Task prompt. Lines in the listing below that hold "Paspoort" are the ones to copy.

--------------------

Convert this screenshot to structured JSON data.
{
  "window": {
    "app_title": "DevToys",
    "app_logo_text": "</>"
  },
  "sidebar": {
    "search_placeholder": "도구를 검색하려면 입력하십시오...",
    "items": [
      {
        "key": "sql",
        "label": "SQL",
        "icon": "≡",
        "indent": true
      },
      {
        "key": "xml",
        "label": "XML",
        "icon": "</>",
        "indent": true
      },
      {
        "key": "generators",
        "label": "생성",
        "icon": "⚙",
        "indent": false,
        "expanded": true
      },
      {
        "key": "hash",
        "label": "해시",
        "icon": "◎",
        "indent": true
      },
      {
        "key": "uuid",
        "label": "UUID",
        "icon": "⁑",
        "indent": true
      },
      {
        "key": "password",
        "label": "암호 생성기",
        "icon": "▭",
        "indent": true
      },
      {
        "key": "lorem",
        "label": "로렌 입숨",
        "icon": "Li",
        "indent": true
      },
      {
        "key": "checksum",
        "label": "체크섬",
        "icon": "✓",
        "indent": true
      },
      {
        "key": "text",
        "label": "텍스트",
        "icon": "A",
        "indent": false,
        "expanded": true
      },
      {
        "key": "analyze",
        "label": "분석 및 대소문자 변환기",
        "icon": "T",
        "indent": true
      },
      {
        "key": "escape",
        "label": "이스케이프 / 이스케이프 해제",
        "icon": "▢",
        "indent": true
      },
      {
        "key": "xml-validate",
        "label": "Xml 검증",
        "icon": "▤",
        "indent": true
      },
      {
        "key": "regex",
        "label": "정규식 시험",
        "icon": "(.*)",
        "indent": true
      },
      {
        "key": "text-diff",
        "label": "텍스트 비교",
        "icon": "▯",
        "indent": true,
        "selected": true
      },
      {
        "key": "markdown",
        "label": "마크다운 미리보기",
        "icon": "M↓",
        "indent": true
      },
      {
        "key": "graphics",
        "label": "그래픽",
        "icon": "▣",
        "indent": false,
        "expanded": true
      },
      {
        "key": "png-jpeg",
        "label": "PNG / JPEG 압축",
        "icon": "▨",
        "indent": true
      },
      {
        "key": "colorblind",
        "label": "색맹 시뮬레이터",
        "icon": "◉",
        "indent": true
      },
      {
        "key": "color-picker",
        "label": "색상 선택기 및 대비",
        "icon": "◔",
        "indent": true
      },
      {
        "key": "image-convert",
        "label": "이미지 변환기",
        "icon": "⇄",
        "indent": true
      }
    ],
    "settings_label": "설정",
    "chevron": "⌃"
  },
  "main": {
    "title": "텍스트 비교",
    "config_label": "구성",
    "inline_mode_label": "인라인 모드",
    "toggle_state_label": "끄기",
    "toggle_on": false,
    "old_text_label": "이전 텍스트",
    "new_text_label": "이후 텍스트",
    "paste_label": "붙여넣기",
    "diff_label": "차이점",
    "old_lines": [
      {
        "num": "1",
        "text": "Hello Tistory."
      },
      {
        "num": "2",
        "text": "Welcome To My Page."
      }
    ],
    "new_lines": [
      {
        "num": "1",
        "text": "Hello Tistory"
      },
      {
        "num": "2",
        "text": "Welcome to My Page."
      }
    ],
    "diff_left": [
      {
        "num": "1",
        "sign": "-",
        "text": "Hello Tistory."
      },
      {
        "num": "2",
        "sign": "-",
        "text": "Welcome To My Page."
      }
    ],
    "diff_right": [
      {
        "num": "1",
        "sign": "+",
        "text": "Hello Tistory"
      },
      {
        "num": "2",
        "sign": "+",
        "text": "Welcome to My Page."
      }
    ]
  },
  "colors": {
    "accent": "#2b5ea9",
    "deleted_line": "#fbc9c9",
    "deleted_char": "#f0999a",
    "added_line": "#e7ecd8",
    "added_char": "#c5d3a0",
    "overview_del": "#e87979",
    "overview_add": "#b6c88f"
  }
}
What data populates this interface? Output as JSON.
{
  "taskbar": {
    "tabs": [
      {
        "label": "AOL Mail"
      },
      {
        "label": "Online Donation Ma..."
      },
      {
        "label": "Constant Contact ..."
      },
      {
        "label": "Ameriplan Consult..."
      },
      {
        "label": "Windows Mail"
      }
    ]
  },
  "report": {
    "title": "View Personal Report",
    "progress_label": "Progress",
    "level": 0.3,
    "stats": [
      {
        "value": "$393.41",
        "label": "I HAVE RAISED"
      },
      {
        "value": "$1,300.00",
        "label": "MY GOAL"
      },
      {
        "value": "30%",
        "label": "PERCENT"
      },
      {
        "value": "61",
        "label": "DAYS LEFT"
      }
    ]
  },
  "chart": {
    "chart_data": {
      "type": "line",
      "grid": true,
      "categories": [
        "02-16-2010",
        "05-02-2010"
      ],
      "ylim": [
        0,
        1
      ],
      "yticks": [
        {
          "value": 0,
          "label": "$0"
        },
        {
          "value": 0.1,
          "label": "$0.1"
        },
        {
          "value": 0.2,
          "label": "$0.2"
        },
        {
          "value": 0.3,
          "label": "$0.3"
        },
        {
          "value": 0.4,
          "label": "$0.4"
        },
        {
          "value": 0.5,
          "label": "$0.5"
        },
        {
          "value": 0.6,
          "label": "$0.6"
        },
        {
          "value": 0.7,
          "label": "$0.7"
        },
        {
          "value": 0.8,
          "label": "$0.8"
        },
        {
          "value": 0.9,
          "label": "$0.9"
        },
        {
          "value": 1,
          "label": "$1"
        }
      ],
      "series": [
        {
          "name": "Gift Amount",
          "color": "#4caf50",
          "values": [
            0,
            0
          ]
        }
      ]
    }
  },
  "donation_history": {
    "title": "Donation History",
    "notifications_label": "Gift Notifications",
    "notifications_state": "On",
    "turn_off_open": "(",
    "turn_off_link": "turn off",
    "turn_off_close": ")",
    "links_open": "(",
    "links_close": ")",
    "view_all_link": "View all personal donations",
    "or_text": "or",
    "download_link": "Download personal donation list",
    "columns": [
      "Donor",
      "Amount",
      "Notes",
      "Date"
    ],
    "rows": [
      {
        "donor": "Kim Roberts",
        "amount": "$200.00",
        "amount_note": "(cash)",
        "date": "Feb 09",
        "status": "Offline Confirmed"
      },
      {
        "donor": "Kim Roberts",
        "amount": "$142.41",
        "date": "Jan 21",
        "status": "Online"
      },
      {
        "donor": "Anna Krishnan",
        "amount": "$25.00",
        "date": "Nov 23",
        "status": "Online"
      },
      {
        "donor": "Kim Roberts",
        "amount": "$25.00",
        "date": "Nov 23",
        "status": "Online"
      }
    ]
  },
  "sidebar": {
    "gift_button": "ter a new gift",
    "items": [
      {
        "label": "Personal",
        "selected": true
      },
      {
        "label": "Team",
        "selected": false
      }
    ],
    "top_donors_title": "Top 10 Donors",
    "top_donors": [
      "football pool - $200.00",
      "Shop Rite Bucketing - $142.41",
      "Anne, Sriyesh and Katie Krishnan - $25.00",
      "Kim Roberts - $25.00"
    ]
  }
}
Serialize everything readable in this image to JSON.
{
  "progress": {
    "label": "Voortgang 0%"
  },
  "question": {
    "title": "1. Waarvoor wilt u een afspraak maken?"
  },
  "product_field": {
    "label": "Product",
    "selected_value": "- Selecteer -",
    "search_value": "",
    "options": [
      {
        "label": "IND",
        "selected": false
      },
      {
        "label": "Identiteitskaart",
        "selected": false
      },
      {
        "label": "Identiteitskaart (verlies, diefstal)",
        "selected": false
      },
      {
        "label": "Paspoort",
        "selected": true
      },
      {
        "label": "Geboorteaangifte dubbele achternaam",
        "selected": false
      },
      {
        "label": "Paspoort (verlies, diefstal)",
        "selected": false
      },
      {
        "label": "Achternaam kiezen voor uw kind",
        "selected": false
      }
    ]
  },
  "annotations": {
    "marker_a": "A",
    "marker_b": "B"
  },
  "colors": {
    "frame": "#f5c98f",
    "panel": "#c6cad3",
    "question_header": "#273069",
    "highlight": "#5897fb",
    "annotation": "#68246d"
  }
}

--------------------

Answer to this exercise.
        "label": "Paspoort",
        "label": "Paspoort (verlies, diefstal)",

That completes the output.